**Your task:** Repeat the records below exactly. Omit the pictures.

(Records contained in a dataset)
- - -

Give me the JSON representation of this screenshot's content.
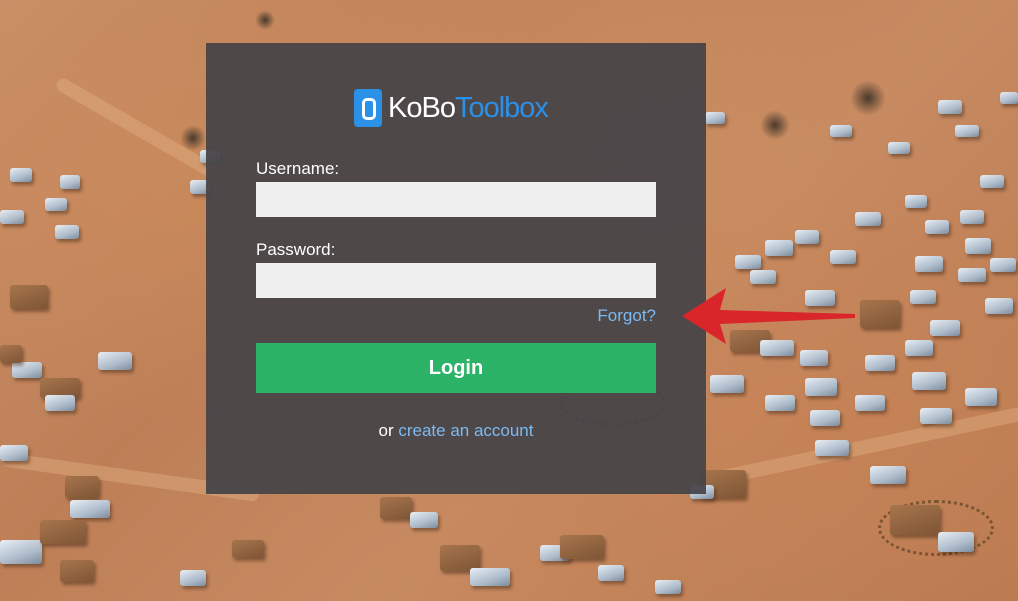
{
  "app": {
    "logo_primary": "KoBo",
    "logo_secondary": "Toolbox",
    "brand_color": "#2a90e8"
  },
  "form": {
    "username_label": "Username:",
    "username_value": "",
    "password_label": "Password:",
    "password_value": "",
    "forgot_link": "Forgot?",
    "login_button": "Login",
    "signup_prefix": "or",
    "signup_link": "create an account"
  },
  "colors": {
    "panel_bg": "#464448",
    "login_button": "#2db368",
    "link": "#7cbaf2",
    "annotation_arrow": "#d8262b"
  },
  "annotation": {
    "icon": "red-arrow-icon"
  }
}
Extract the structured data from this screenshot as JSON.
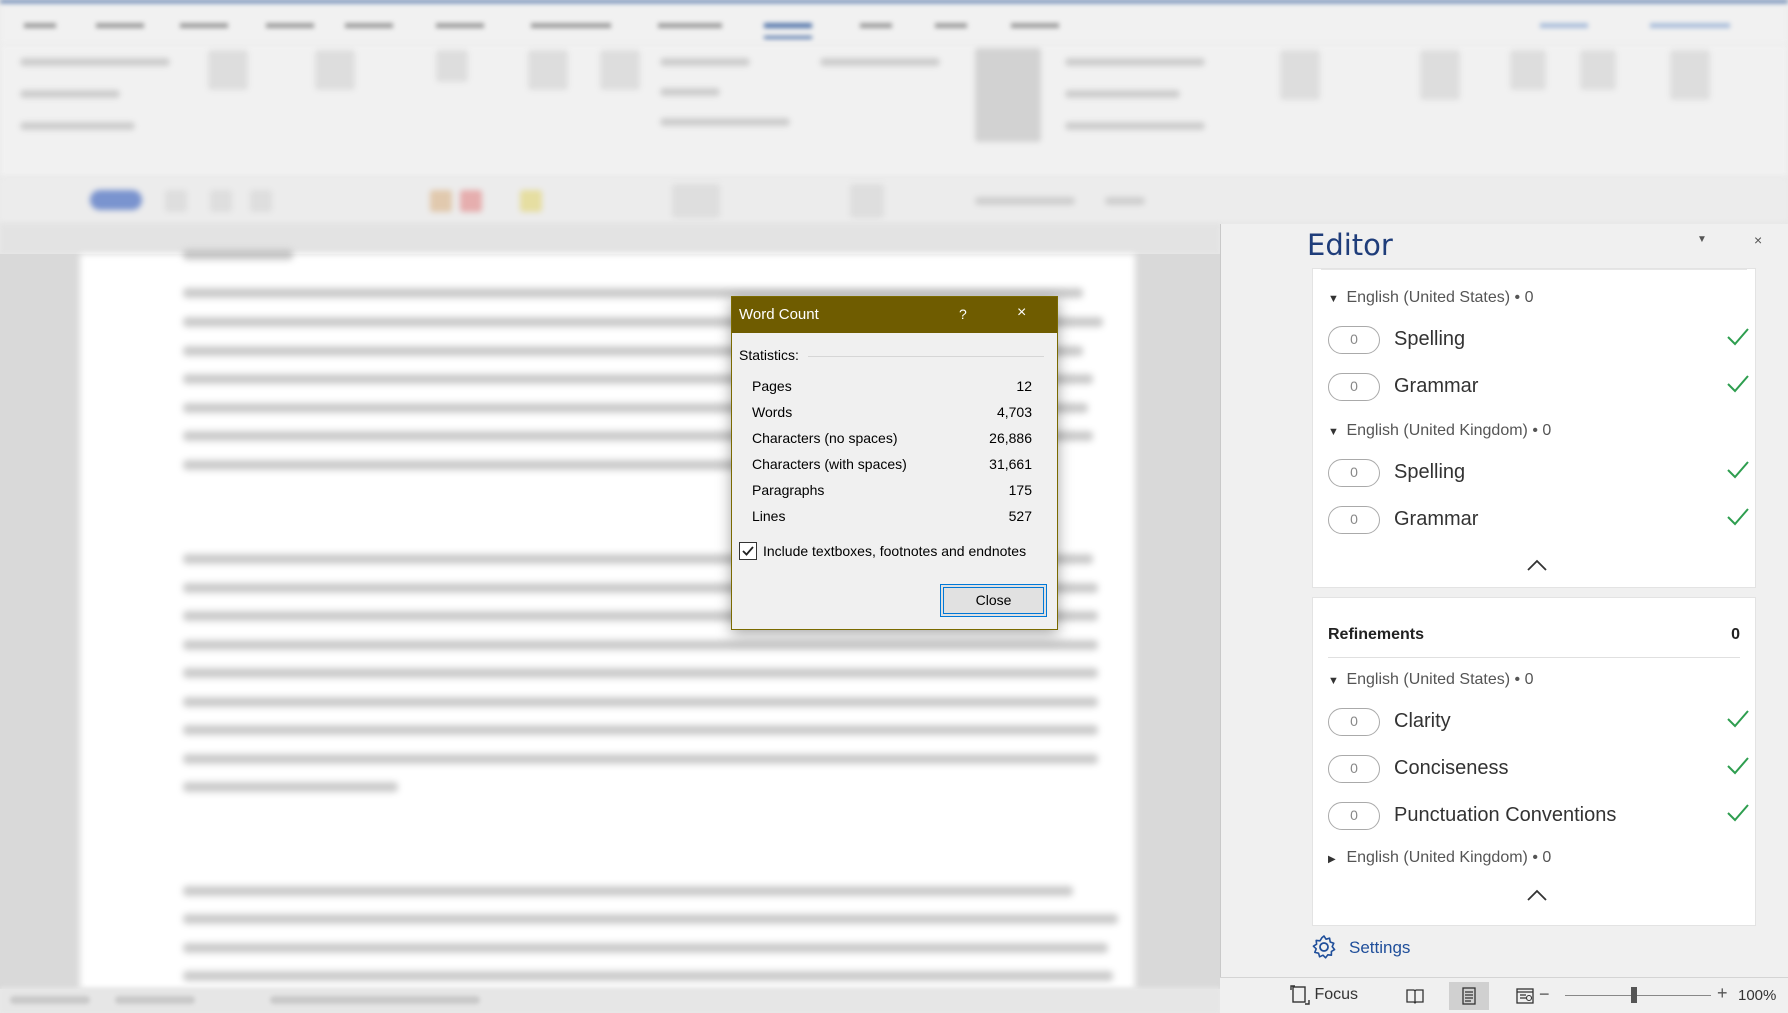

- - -

**Exercise response:**
Give me the JSON representation of this screenshot's content.
{
  "app": {
    "logo_primary": "KoBo",
    "logo_secondary": "Toolbox",
    "brand_color": "#2a90e8"
  },
  "form": {
    "username_label": "Username:",
    "username_value": "",
    "password_label": "Password:",
    "password_value": "",
    "forgot_link": "Forgot?",
    "login_button": "Login",
    "signup_prefix": "or",
    "signup_link": "create an account"
  },
  "colors": {
    "panel_bg": "#464448",
    "login_button": "#2db368",
    "link": "#7cbaf2",
    "annotation_arrow": "#d8262b"
  },
  "annotation": {
    "icon": "red-arrow-icon"
  }
}
Extract the structured data from this screenshot as JSON.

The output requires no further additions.